• Work required: Would you copy each line of the data below that has "niet"?

• Saved entries:
Content starts

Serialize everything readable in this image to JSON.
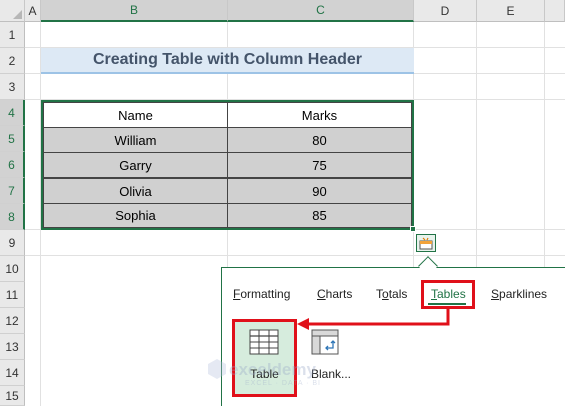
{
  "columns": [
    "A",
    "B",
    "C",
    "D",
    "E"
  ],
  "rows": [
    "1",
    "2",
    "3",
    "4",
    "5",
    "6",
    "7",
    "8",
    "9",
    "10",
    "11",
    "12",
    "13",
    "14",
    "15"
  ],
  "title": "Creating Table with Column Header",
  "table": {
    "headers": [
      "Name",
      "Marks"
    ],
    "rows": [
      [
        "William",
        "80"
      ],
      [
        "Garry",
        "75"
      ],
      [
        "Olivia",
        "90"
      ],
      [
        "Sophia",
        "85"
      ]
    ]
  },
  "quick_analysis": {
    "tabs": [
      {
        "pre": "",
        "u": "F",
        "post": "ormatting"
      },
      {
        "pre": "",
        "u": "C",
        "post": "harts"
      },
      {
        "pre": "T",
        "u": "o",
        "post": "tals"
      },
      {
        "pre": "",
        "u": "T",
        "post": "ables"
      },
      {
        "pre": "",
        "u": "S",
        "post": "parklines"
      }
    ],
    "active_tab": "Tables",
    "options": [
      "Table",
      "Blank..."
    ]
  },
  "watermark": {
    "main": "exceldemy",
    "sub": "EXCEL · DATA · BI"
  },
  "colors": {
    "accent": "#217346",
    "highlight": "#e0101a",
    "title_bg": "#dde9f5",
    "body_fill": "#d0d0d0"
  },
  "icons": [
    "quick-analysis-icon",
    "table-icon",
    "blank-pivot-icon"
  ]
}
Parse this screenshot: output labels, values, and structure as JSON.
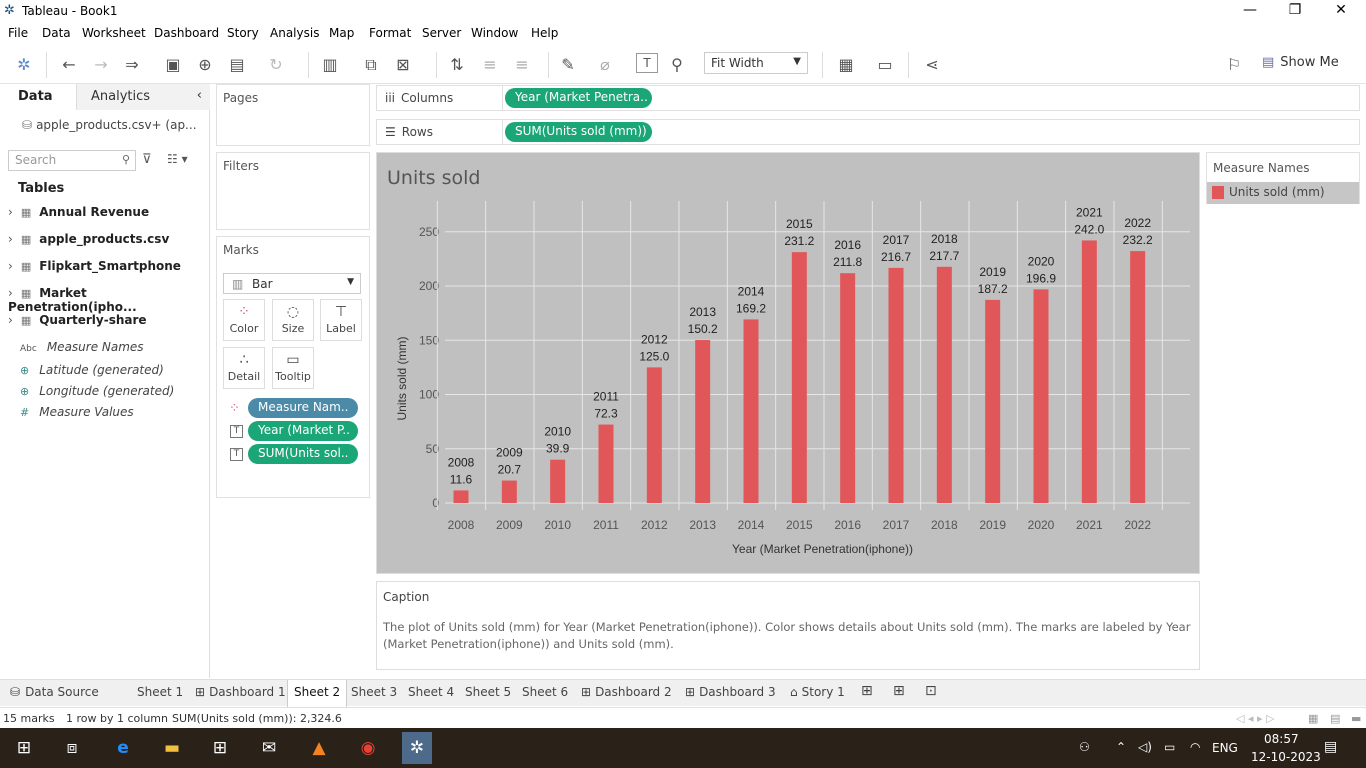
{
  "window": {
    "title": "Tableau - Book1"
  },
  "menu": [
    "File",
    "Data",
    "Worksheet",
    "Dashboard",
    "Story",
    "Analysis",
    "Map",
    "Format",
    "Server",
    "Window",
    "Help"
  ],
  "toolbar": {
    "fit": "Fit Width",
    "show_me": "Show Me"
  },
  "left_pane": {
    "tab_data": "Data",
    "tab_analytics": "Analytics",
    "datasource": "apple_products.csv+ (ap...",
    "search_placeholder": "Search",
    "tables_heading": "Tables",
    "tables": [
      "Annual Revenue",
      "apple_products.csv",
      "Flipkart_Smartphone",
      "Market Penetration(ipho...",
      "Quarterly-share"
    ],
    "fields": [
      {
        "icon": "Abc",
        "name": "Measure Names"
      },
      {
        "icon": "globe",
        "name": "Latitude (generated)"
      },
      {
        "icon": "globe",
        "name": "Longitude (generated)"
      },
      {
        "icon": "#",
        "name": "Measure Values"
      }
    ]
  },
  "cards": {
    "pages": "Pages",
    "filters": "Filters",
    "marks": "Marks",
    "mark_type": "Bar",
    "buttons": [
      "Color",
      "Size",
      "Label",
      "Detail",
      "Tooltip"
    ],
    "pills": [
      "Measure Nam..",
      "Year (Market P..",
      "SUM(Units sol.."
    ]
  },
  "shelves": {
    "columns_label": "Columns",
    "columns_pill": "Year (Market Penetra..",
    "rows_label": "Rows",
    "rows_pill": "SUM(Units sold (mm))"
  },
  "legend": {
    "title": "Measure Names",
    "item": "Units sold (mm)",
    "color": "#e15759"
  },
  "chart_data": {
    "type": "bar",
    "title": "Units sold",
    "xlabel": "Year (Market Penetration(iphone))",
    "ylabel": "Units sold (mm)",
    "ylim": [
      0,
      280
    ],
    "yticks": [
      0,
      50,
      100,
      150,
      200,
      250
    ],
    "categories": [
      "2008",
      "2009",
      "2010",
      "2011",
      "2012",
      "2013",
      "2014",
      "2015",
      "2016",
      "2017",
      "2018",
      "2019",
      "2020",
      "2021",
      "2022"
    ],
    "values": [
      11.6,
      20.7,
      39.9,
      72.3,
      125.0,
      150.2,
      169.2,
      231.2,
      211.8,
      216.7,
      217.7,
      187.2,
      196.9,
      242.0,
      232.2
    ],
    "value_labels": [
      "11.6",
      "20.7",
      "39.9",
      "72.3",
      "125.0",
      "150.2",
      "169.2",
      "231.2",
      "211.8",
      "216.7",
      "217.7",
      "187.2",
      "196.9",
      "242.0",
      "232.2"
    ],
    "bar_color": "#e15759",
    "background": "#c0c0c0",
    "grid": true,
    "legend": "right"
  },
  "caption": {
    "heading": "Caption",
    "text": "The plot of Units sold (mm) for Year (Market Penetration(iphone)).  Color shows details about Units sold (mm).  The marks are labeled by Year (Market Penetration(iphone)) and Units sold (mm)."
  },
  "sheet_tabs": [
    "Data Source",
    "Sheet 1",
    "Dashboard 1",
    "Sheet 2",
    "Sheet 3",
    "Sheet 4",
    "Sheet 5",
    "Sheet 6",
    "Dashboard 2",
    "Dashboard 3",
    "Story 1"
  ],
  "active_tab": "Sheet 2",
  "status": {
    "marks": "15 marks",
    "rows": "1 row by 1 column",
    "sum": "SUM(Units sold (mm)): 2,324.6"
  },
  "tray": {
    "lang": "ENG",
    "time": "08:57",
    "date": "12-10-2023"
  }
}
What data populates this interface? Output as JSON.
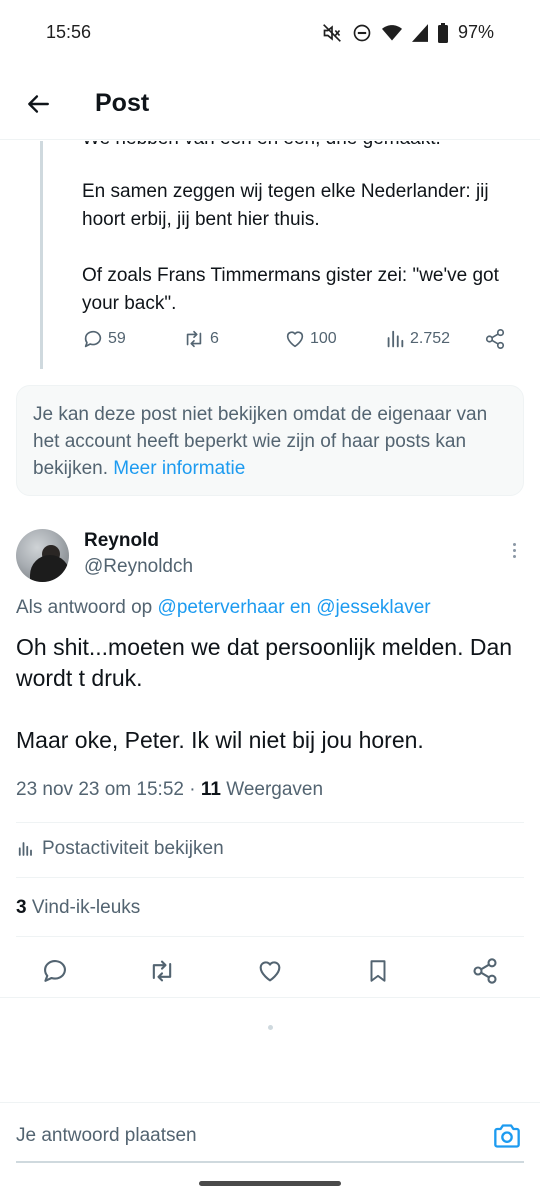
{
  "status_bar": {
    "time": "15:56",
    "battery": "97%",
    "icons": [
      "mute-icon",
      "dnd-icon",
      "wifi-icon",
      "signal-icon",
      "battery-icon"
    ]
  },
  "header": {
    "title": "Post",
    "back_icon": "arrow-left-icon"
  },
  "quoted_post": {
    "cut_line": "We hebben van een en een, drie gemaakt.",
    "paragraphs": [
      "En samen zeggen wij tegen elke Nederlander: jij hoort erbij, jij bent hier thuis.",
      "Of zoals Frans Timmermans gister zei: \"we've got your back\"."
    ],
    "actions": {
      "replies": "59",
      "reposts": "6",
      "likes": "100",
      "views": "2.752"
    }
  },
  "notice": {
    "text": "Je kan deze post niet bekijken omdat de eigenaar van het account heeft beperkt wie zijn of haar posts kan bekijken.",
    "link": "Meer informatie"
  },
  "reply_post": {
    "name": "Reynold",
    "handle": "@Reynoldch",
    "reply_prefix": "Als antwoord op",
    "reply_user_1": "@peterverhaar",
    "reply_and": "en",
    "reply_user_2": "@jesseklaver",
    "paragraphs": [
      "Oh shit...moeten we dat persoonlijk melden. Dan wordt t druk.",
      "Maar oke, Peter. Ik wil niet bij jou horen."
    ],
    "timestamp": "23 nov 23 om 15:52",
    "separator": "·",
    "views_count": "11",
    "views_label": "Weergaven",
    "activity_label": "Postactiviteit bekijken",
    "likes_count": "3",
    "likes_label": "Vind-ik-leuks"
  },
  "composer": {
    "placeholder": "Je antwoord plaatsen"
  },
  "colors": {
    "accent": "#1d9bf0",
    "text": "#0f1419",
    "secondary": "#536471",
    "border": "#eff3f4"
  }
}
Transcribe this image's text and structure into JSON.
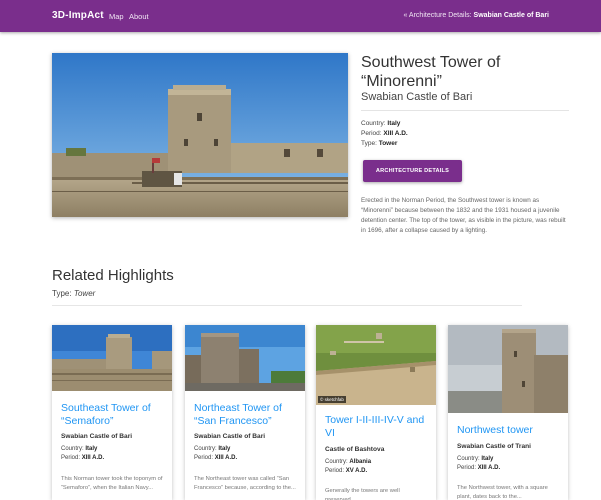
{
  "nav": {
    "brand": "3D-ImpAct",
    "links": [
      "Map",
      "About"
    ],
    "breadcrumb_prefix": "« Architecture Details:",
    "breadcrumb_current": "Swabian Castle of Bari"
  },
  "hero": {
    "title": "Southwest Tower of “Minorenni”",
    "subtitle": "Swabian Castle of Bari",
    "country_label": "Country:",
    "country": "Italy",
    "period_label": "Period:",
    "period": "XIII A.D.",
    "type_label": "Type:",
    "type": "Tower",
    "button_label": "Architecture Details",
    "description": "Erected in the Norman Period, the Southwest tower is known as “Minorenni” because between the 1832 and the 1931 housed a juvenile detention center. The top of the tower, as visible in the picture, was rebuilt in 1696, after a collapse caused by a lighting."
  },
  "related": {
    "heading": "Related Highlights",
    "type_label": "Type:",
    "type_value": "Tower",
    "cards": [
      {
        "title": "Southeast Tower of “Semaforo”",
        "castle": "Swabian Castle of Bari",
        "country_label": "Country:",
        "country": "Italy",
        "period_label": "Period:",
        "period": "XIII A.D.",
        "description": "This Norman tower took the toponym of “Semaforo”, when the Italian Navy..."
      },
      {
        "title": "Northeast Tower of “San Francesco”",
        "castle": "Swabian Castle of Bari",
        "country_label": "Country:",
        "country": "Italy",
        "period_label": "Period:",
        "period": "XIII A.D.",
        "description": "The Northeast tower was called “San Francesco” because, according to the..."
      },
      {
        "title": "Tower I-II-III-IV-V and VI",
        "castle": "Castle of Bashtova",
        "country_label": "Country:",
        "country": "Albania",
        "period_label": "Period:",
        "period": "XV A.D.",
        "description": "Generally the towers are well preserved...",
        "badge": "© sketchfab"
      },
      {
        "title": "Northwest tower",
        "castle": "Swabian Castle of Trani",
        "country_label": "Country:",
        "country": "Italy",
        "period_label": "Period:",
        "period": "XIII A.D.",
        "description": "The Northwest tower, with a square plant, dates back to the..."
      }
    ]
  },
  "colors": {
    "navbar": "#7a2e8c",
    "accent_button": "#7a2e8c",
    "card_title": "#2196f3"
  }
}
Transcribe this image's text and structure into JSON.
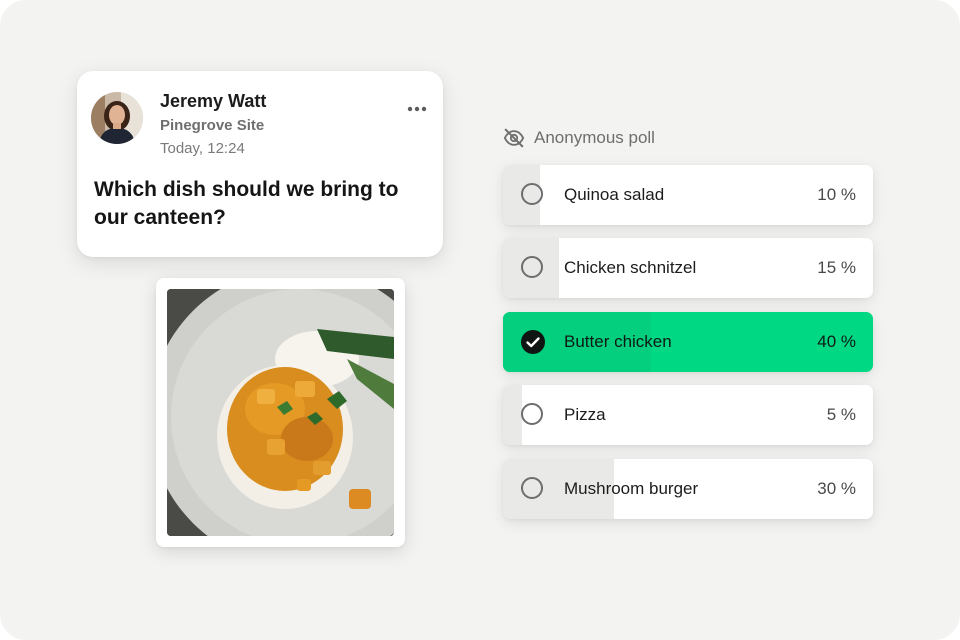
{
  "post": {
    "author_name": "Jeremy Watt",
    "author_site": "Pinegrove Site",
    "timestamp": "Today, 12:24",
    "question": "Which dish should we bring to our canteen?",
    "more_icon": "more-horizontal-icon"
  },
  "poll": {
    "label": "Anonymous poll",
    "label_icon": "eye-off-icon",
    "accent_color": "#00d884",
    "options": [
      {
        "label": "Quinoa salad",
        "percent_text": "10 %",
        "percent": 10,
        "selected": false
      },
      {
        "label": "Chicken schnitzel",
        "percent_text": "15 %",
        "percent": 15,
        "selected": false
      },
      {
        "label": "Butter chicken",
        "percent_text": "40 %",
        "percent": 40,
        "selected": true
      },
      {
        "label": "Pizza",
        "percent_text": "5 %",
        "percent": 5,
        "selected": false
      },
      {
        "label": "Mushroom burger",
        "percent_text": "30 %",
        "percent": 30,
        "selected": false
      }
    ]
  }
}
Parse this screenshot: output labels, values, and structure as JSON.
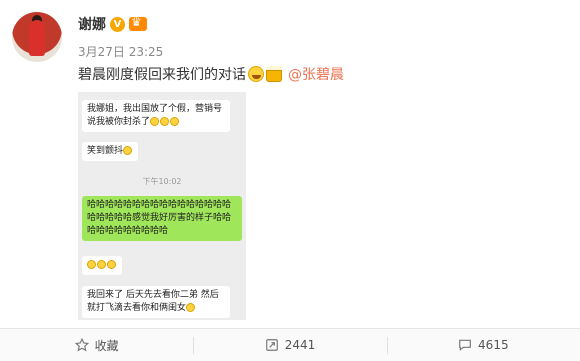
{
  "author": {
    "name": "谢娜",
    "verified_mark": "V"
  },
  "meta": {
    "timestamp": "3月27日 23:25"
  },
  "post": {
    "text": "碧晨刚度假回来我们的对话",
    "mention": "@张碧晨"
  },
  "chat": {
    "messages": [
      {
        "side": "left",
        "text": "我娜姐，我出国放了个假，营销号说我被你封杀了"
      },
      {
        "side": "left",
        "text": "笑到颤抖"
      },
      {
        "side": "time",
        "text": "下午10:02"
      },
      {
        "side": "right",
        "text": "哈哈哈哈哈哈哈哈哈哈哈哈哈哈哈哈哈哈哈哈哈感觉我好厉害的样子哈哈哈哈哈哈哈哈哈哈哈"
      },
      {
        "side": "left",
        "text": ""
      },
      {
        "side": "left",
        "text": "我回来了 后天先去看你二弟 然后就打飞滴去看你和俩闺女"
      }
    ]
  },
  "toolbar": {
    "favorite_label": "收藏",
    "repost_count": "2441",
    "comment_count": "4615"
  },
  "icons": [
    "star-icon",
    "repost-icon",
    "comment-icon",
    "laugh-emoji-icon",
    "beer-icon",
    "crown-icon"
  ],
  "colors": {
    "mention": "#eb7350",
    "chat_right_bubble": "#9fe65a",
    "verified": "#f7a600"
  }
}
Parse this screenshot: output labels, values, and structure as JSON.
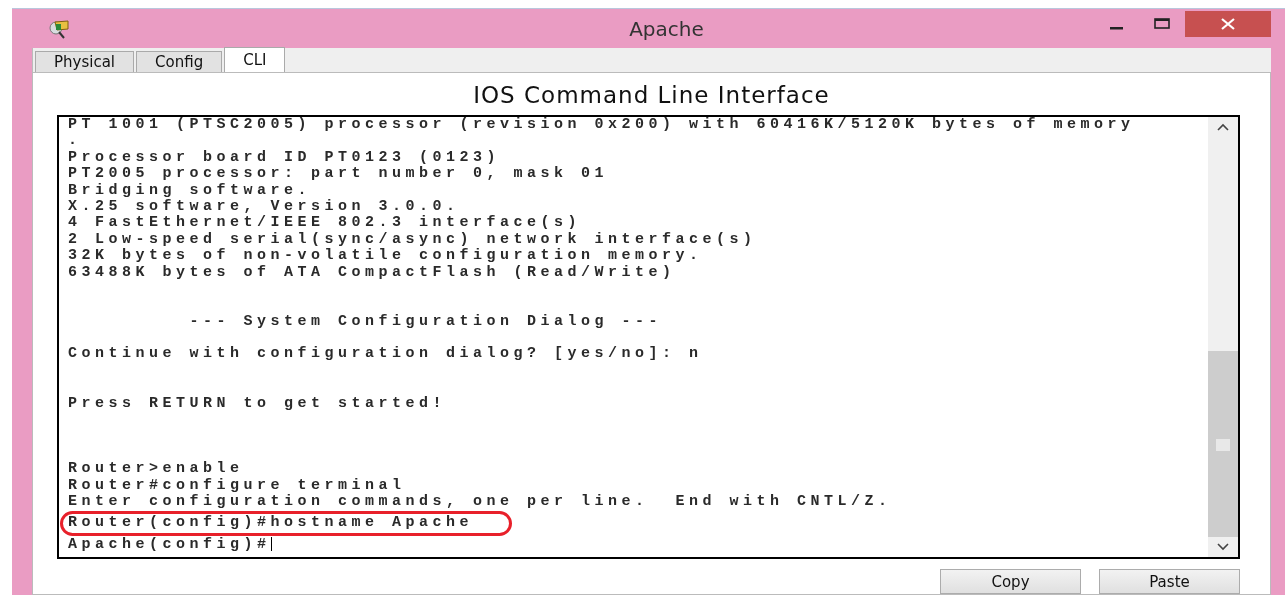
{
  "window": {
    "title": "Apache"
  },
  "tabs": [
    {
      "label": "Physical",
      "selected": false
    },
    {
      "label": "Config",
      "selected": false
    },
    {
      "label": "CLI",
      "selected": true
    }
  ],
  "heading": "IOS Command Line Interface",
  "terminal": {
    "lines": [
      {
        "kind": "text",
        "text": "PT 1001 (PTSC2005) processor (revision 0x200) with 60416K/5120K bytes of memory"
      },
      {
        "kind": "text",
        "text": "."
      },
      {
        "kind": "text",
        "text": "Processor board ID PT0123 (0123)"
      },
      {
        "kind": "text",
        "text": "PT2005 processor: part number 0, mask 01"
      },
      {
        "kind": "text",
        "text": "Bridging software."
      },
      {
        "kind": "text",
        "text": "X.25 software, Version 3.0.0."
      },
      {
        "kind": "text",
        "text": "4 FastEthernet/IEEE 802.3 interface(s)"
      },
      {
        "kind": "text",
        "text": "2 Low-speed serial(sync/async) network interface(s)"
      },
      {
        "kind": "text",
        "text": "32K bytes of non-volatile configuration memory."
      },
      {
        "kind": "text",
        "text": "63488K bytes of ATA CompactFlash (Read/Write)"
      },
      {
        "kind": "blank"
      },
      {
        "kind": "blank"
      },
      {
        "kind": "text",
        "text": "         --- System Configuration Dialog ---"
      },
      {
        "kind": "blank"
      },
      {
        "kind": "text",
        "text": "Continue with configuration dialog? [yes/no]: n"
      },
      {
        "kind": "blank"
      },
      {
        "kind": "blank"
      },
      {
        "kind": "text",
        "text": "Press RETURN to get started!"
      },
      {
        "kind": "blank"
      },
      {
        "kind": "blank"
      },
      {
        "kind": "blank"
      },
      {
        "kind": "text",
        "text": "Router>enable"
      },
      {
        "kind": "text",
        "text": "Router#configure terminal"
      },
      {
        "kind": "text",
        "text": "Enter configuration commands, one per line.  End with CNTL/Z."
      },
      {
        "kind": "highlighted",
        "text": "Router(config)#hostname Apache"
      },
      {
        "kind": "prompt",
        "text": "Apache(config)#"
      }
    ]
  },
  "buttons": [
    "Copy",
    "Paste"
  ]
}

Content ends

• Task solution:
    "text": "Je kan deze post niet bekijken omdat de eigenaar van het account heeft beperkt wie zijn of haar posts kan bekijken.",
      "Maar oke, Peter. Ik wil niet bij jou horen."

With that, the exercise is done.